Labour Law Blog

16

The Labour Court’s Jurisdiction under the Basic Conditions of Employment Act

posted on

In the case of Amalungelo Workers ‘Union and Others vs Philip Morris South Africa (Pty) Limited and Another [2019] ZACC 45 (CC), the Union and 75 of its members claimed their employer Philip Morris South Africa (Pty) Ltd and Leonard Dingler (Pty) Ltd, have in contravention of section 34 of the Basic Conditions of Employment Act (“BCEA”), deducted tax in respect of company cars from their salaries.

Based on this allegation, the Union instituted proceedings in the Labour Court for an order compelling Philip Morris South Africa (Pty) Ltd to refund them for the deducted amounts and sought an interdict restraining them from continuing to make the deductions in the future.

The Labour Court raised the question of jurisdiction mero motu and called on the parties to argue the issue.

The Labour Court after hearing argument held that it lacked the jurisdiction to directly enforce the provisions of the BCEA, unless such provisions form part of contractual terms in section 77(3).

The Labour Court found that unless the claim was based on a breach of contractual terms, it could not adjudicate the dispute acting as a court of first instance and accordingly, dismissed the claim.

The Unions subsequent application for leave to appeal and a petition to the Labour Appeal Court were also dismissed.
The Union approached the Constitutional Court with an application for leave to appeal, wherein the Constitutional Court had directed parties to file written submissions.

The Constitutional Court found that s 77(3) of the BCEA gives the Labour Court exclusive jurisdiction to matters arising from the BCEA. The Labour Court has jurisdiction “in respect of all matters” arising from the BCEA. The only exception is that s 77(3) gives the Labour court concurrent jurisdiction with the civil courts in matters concerning employment contracts.

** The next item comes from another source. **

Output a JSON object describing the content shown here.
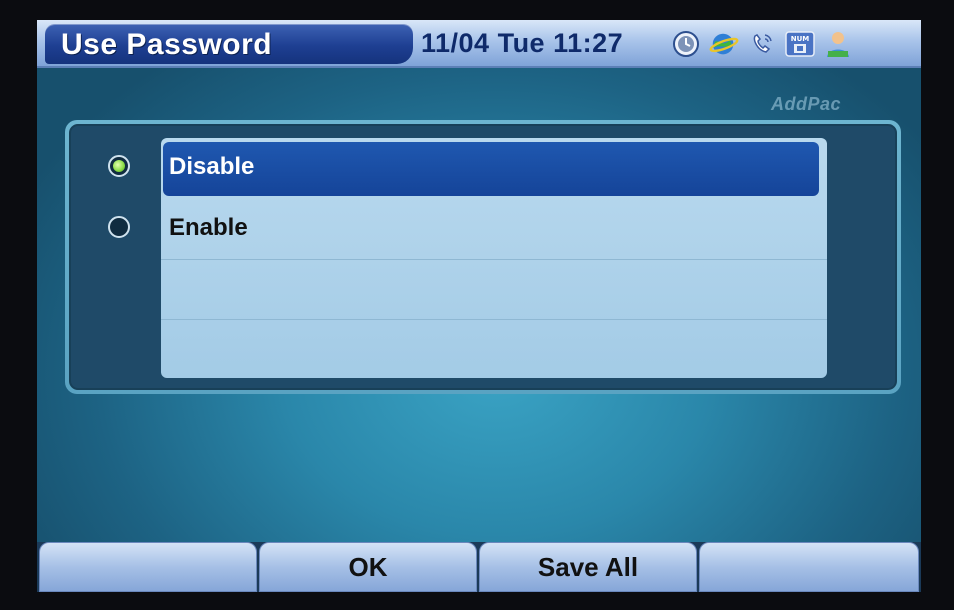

The Constitutional Court emphasised with reference to section 39(2) of the Constitution that a court is duty-bound when interpreting legislation to promote the objectives of the Bill of Rights. This is achieved by choosing meaning that avoids limiting fundamental rights.

The Constitutional Court concluded that s 77 of the BCEA was designed to promote access to the Labour Court in relation to claims based on the BCEA.

The Constitutional Court held that the Labour Court has the power to determine disputes relating to the compliance with the BCEA, except for the specific functions of labour inspectors.

The Constitutional Court concluded that all claims to which the BCEA applies, fall within the exclusive jurisdiction of the Labour Court. The dispute was remitted to the Labour Court to adjudicate the lawfulness of the deductions.

A proper reading of s 77 is that save for a few exceptions, the Labour Court has exclusive jurisdiction over all disputes and claims arising from the BCEA.

The Labour Court’s jurisdiction according to the Constitutional Court, therefore, includes the power to order compliance with the BCEA.

Categories: Labour Law Blog | Tags: | View Count: (808) | Return